It rained Sunday and we spent most of the day on the boat except for taking Madison in for walks on the St. Michael's Nature Trail.
The Forgotten War
Monday, we went back to the museum and toured a very well done exhibit on the War of 1812 which, according to the exhibit, is often called America's Forgotten War. If my knowledge going into the exhibit is any indication, forgotten is an appropriate moniker. The war's 200th anniversary in 2012 passed without much notice as far as I could tell - the museum exhibit being the first time I'd given it any thought whatsoever.
But it was an important war, declared and won by America against Britain and lasting from 1812 to 1815. Among the causes, the British had introduced restrictions to impede trade between the U.S. and France, with which Britain was at war. Britain was also impressing U.S. seamen into the Royal Navy. According to the exhibit, it was the War of 1812 that established the sovereignty of the U.S. on the world stage. Neither the British nor any other nation would again threaten America's ability to trade freely in markets around the world or to protect its citizens from seizure from foreign power.
The exhibit included a film about the "Merikins," slaves who escaped and fought for the British who promised them their freedom and a homestead of 16 acres of land to every head of household. They were recruited into six military companies, mainly from the shores of Virginia, Maryland and Georgia.
After the war they were resettled in Canada, Trinidad and Tobago. Trinidad and Tobago had recently become British territories and were not heavily populated. Ironically, the new settlers came to be known by the name of the place from which they'd come, the "Merikins." They carved a life out of a wilderness and their descendants, some of whom are interviewed in the film, have a very proud heritage.
Oars in the water
The light on our boat and a Dutch yacht anchored nearby was beautiful Monday night as the sun set while we were eating dinner in the cockpit, so I decided to row a few feet away and take a picture.
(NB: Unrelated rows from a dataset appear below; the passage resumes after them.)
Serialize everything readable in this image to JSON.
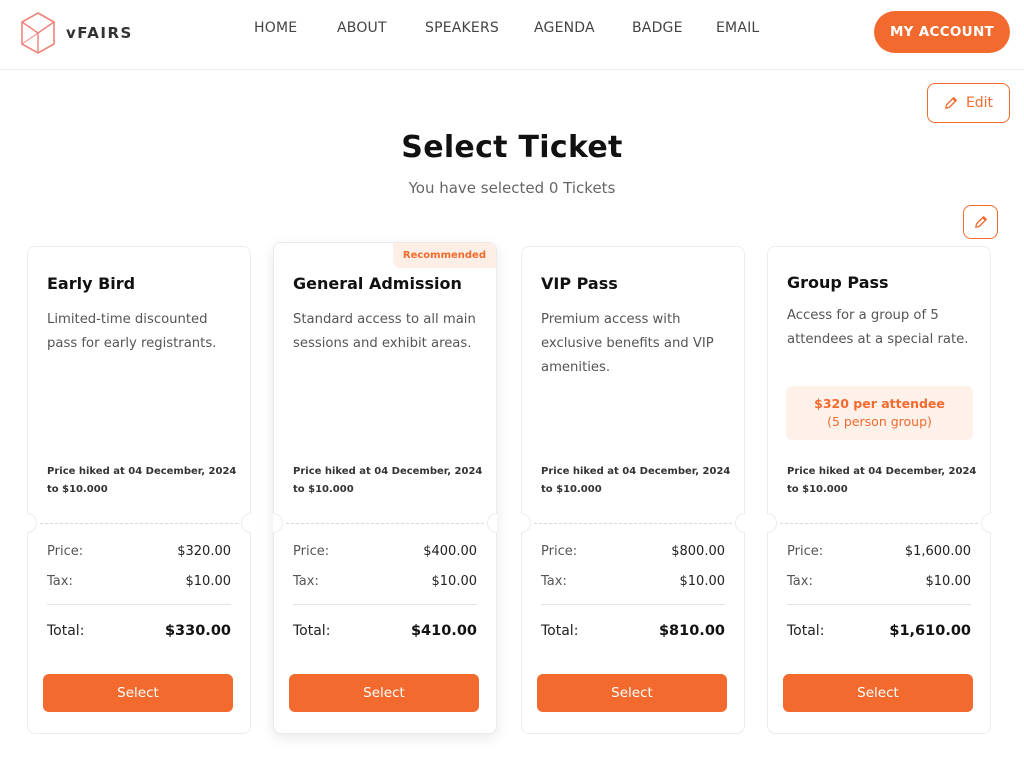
{
  "brand": {
    "name": "vFAIRS",
    "accent": "#f26a2e"
  },
  "nav": [
    {
      "label": "HOME"
    },
    {
      "label": "ABOUT"
    },
    {
      "label": "SPEAKERS"
    },
    {
      "label": "AGENDA"
    },
    {
      "label": "BADGE"
    },
    {
      "label": "EMAIL"
    }
  ],
  "header": {
    "account_label": "MY ACCOUNT"
  },
  "edit": {
    "label": "Edit",
    "icon": "pencil-icon"
  },
  "page": {
    "title": "Select Ticket",
    "subtitle": "You have selected 0 Tickets"
  },
  "labels": {
    "price": "Price:",
    "tax": "Tax:",
    "total": "Total:",
    "select": "Select"
  },
  "tickets": [
    {
      "title": "Early Bird",
      "description": "Limited-time discounted pass for early registrants.",
      "hike_note": "Price hiked at 04 December, 2024 to $10.000",
      "price": "$320.00",
      "tax": "$10.00",
      "total": "$330.00"
    },
    {
      "title": "General Admission",
      "badge": "Recommended",
      "description": "Standard access to all main sessions and exhibit areas.",
      "hike_note": "Price hiked at 04 December, 2024 to $10.000",
      "price": "$400.00",
      "tax": "$10.00",
      "total": "$410.00"
    },
    {
      "title": "VIP Pass",
      "description": "Premium access with exclusive benefits and VIP amenities.",
      "hike_note": "Price hiked at 04 December, 2024 to $10.000",
      "price": "$800.00",
      "tax": "$10.00",
      "total": "$810.00"
    },
    {
      "title": "Group Pass",
      "description": "Access for a group of 5 attendees at a special rate.",
      "promo_line1": "$320 per attendee",
      "promo_line2": "(5 person group)",
      "hike_note": "Price hiked at 04 December, 2024 to $10.000",
      "price": "$1,600.00",
      "tax": "$10.00",
      "total": "$1,610.00"
    }
  ]
}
I'm a very uncoordinated rower - can't seem to get both oars in the water at the same time (I know I'm leaving myself wide open here...), so Robert sat in the cockpit and laughed while he tried to tell me what to do. Meanwhile, Madison peered between the lifelines looking anxious. Pretty soon we were both laughing as I rowed in circles. I managed to get the dingy back to the boat without starting the engine, but it was a close thing.
We watched the almost full moon rise as we took Madison in for her evening constitutional.
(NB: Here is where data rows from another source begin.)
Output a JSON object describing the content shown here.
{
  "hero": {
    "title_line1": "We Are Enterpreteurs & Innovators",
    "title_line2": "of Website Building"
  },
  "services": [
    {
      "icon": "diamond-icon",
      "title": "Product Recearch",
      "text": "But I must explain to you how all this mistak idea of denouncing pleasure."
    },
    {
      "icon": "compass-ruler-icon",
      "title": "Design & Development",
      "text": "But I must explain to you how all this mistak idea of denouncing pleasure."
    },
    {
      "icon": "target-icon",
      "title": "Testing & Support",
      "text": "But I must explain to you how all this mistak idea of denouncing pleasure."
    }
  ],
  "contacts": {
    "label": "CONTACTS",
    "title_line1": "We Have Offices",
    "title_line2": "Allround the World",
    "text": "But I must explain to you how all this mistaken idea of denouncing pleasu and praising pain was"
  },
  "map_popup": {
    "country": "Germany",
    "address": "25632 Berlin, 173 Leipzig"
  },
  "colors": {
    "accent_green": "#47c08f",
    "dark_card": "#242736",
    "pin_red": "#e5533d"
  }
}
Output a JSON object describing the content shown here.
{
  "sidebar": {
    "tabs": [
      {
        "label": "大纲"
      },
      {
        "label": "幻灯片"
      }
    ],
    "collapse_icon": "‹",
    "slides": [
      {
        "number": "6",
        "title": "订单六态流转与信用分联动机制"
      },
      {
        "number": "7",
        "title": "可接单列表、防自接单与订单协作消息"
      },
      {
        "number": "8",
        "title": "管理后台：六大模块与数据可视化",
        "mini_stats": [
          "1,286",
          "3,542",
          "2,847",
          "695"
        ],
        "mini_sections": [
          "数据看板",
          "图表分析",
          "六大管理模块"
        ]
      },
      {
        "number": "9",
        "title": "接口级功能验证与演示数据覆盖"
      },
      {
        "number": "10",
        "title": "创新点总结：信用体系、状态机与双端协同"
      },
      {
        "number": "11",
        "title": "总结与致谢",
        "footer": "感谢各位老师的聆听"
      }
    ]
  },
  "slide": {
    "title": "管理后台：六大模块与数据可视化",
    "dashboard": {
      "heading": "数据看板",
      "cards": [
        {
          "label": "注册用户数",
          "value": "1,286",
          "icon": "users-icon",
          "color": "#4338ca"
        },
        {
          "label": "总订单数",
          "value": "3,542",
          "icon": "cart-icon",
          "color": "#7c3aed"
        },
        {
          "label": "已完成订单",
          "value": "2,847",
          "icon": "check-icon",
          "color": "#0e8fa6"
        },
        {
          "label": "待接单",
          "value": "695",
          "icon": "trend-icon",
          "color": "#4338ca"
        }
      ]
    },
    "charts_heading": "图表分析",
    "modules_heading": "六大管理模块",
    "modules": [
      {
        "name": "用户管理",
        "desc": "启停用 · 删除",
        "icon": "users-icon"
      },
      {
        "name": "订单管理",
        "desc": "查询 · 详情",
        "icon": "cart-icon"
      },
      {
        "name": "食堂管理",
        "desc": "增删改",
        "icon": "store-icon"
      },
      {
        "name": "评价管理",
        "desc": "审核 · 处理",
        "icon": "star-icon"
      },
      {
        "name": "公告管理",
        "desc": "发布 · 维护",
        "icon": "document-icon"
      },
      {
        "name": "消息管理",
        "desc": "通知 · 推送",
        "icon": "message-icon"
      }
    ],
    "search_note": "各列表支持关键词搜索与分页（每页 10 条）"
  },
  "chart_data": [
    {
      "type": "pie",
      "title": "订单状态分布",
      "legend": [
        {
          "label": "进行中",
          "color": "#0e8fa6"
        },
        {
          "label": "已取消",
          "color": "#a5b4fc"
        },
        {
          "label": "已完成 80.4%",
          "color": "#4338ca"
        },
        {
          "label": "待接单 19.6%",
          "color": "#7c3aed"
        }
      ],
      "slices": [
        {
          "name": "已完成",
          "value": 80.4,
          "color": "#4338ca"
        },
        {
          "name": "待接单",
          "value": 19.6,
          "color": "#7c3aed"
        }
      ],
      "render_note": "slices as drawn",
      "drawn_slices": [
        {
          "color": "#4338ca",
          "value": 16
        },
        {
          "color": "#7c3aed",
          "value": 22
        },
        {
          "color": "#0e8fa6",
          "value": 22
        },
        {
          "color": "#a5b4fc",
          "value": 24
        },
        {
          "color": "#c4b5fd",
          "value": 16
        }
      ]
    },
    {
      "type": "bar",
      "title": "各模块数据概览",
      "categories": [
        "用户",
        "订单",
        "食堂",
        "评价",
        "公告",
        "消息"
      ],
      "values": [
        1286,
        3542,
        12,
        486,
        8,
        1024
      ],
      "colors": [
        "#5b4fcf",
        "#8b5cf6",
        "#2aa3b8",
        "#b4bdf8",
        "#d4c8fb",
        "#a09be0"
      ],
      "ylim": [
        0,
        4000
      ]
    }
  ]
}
Tuesday we motored across the bay to Harness Creek on the south side of Annapolis. We needed to get to the bank before it closed so Robert walked about 2.5 miles into Bay Ridge Center where there's a branch of our bank while Madison and I spent a couple of hours hanging out in Quiet Waters Park. He bought some strawberries and a few other supplies before returning to find Madison and me in one of the parks gazebos where we'd stretched out and napped after strolling around as much as Madison's 16-year-old legs were up to.
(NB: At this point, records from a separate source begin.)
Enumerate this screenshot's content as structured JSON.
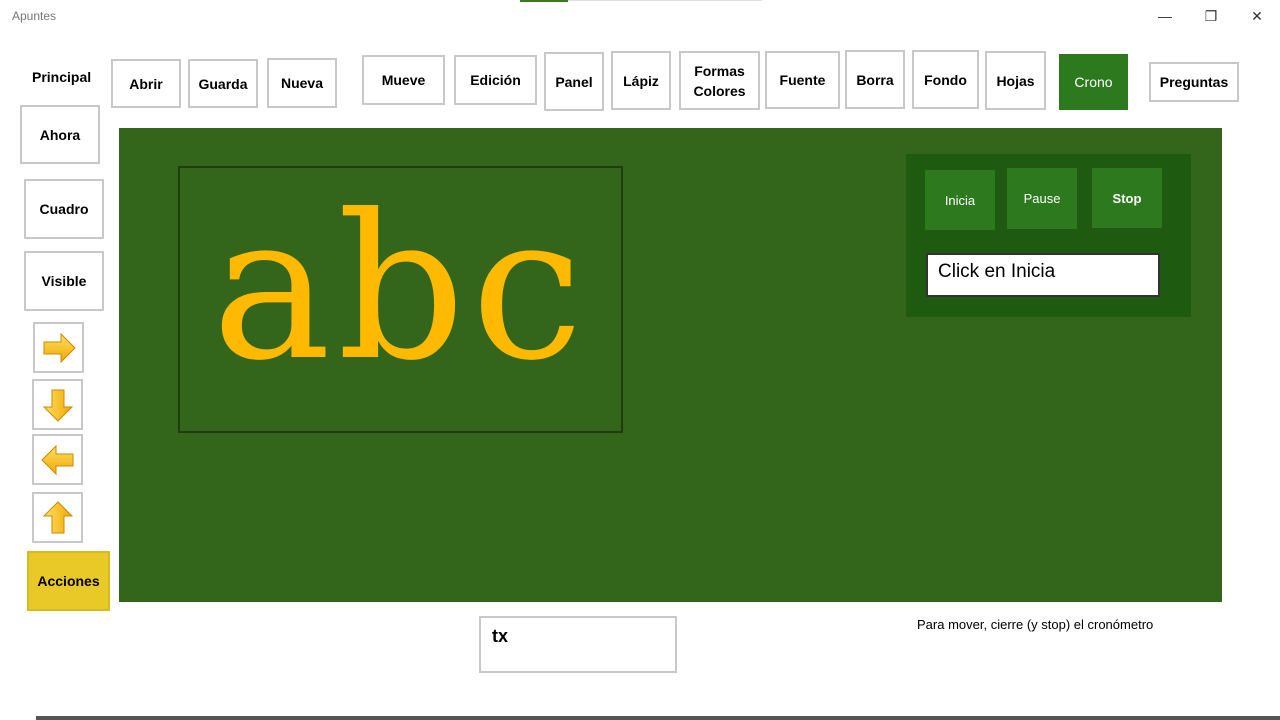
{
  "window": {
    "title": "Apuntes",
    "controls": {
      "minimize": "—",
      "restore": "❐",
      "close": "✕"
    }
  },
  "sidebar": {
    "heading": "Principal",
    "buttons": {
      "ahora": "Ahora",
      "cuadro": "Cuadro",
      "visible": "Visible",
      "acciones": "Acciones"
    },
    "arrows": [
      "arrow-right-icon",
      "arrow-down-icon",
      "arrow-left-icon",
      "arrow-up-icon"
    ]
  },
  "toolbar": {
    "abrir": "Abrir",
    "guarda": "Guarda",
    "nueva": "Nueva",
    "mueve": "Mueve",
    "edicion": "Edición",
    "panel": "Panel",
    "lapiz": "Lápiz",
    "formas_line1": "Formas",
    "formas_line2": "Colores",
    "fuente": "Fuente",
    "borra": "Borra",
    "fondo": "Fondo",
    "hojas": "Hojas",
    "crono": "Crono",
    "preguntas": "Preguntas"
  },
  "board": {
    "text": "abc",
    "colors": {
      "board": "#33661a",
      "text": "#ffba00"
    }
  },
  "crono": {
    "inicia": "Inicia",
    "pause": "Pause",
    "stop": "Stop",
    "display": "Click en Inicia"
  },
  "footer": {
    "tx_value": "tx",
    "hint": "Para mover, cierre (y stop) el cronómetro"
  }
}
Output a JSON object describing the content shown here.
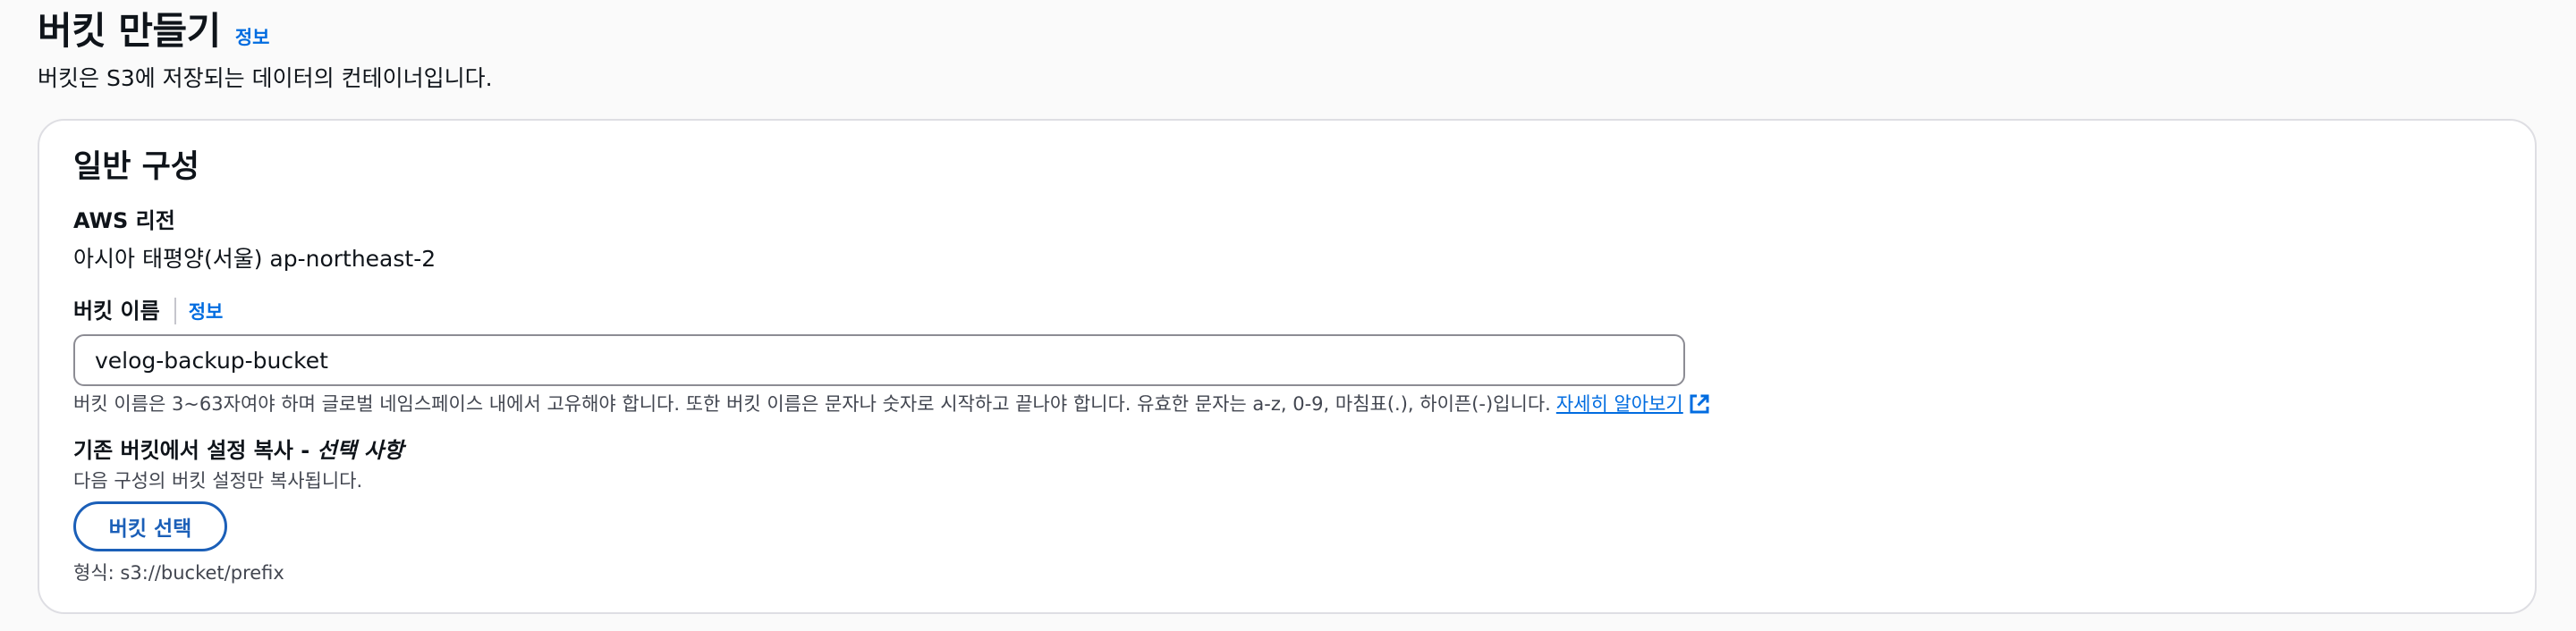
{
  "header": {
    "title": "버킷 만들기",
    "info_label": "정보",
    "description": "버킷은 S3에 저장되는 데이터의 컨테이너입니다."
  },
  "general_config": {
    "title": "일반 구성",
    "region": {
      "label": "AWS 리전",
      "value": "아시아 태평양(서울) ap-northeast-2"
    },
    "bucket_name": {
      "label": "버킷 이름",
      "info_label": "정보",
      "value": "velog-backup-bucket",
      "constraint_text": "버킷 이름은 3~63자여야 하며 글로벌 네임스페이스 내에서 고유해야 합니다. 또한 버킷 이름은 문자나 숫자로 시작하고 끝나야 합니다. 유효한 문자는 a-z, 0-9, 마침표(.), 하이픈(-)입니다.",
      "learn_more_label": "자세히 알아보기",
      "learn_more_icon": "external-link-icon"
    },
    "copy_settings": {
      "label": "기존 버킷에서 설정 복사 - ",
      "optional_label": "선택 사항",
      "description": "다음 구성의 버킷 설정만 복사됩니다.",
      "button_label": "버킷 선택",
      "format_hint": "형식: s3://bucket/prefix"
    }
  },
  "colors": {
    "link": "#006ce0",
    "button_border": "#1b5fb8",
    "card_border": "#dedee3",
    "background": "#fafafa"
  }
}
We'd spotted our friends Dena and Myron on Holdfast when we came into the creek, so on the way back we stopped to see if they'd like to join us for desert. We had a great visit cut short when Robert began exhibiting signs of heat exhaustion. He was fine within half an hour but 5-mile walks in the heat with no water are henceforth banned.
On Wednesday we moved around to pick up a mooring in Back Creek where we got the holding tank pumped out, got the water tanks filled and where for a small fee, we can do laundry and use the showers at Port Annapolis Marina.
Chesapeake Bay Maritime Museum